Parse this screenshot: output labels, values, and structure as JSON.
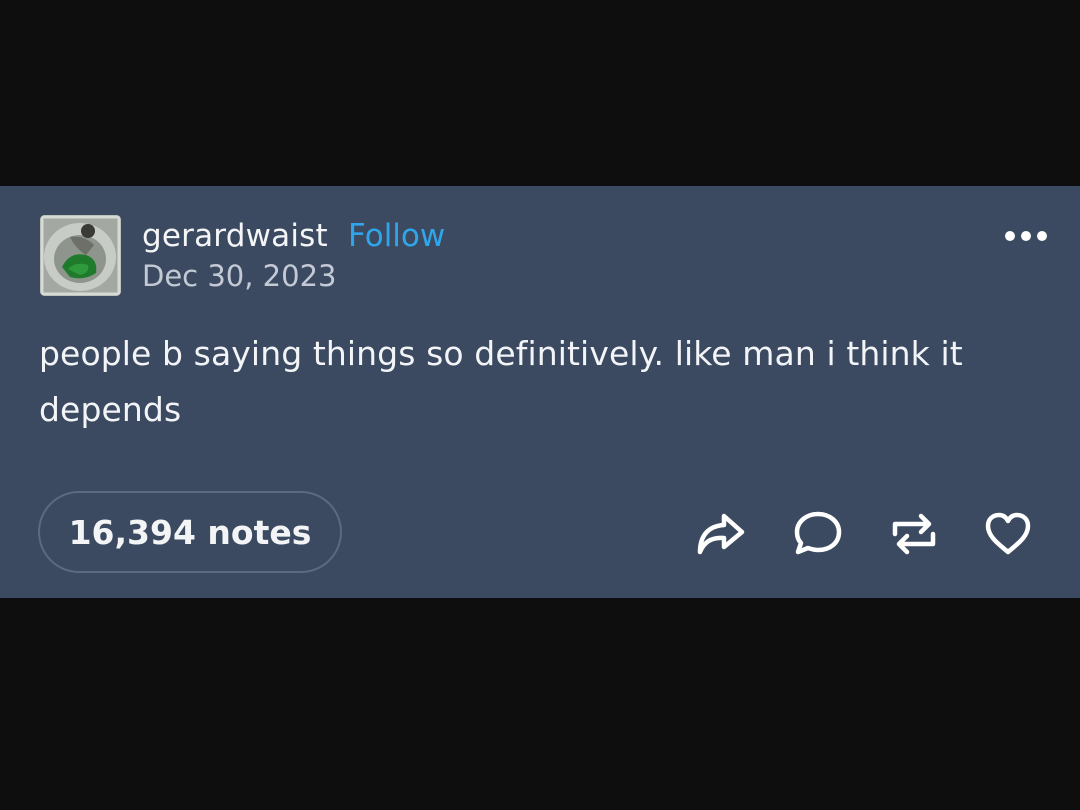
{
  "post": {
    "username": "gerardwaist",
    "follow_label": "Follow",
    "date": "Dec 30, 2023",
    "body": "people b saying things so definitively. like man i think it depends",
    "notes": "16,394 notes"
  },
  "icons": {
    "more": "more-horizontal-icon",
    "share": "share-arrow-icon",
    "reply": "comment-bubble-icon",
    "reblog": "reblog-icon",
    "like": "heart-icon"
  },
  "colors": {
    "card_background": "#3b4a60",
    "page_background": "#0e0e0f",
    "follow_accent": "#2fa6ea",
    "text": "#f2f4f7",
    "muted_text": "#c3cad5"
  }
}
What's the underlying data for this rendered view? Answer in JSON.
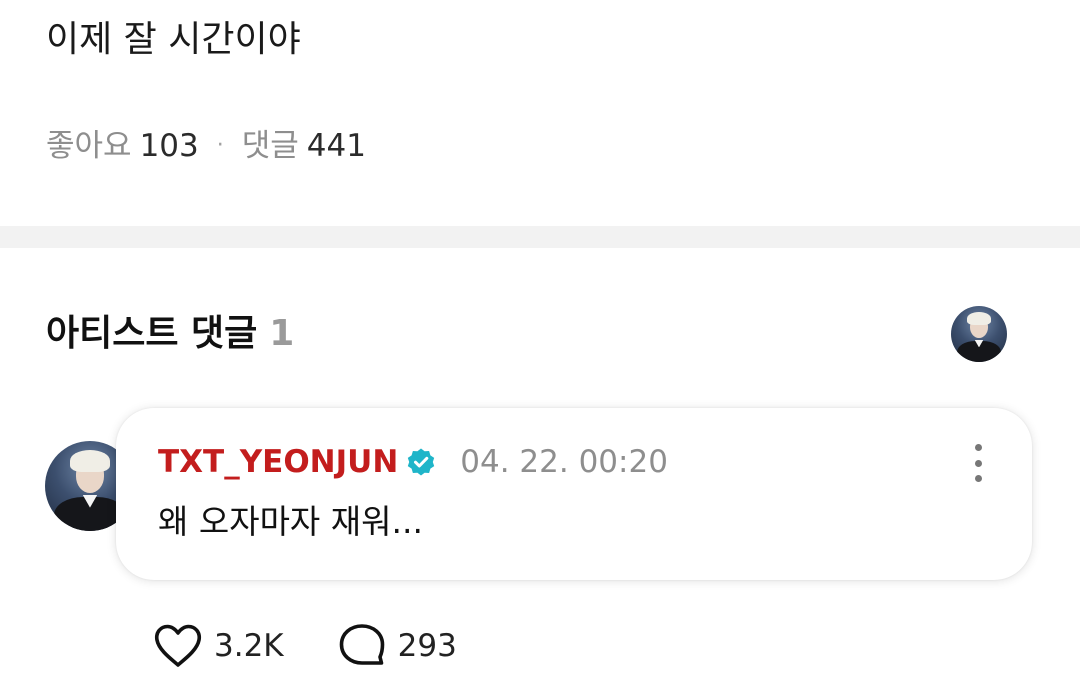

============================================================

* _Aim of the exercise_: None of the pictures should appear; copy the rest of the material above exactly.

* _Result_:
Parse this screenshot: output labels, values, and structure as JSON.
{
  "post": {
    "username": "gerardwaist",
    "follow_label": "Follow",
    "date": "Dec 30, 2023",
    "body": "people b saying things so definitively. like man i think it depends",
    "notes": "16,394 notes"
  },
  "icons": {
    "more": "more-horizontal-icon",
    "share": "share-arrow-icon",
    "reply": "comment-bubble-icon",
    "reblog": "reblog-icon",
    "like": "heart-icon"
  },
  "colors": {
    "card_background": "#3b4a60",
    "page_background": "#0e0e0f",
    "follow_accent": "#2fa6ea",
    "text": "#f2f4f7",
    "muted_text": "#c3cad5"
  }
}
What's the underlying data for this rendered view? Answer in JSON.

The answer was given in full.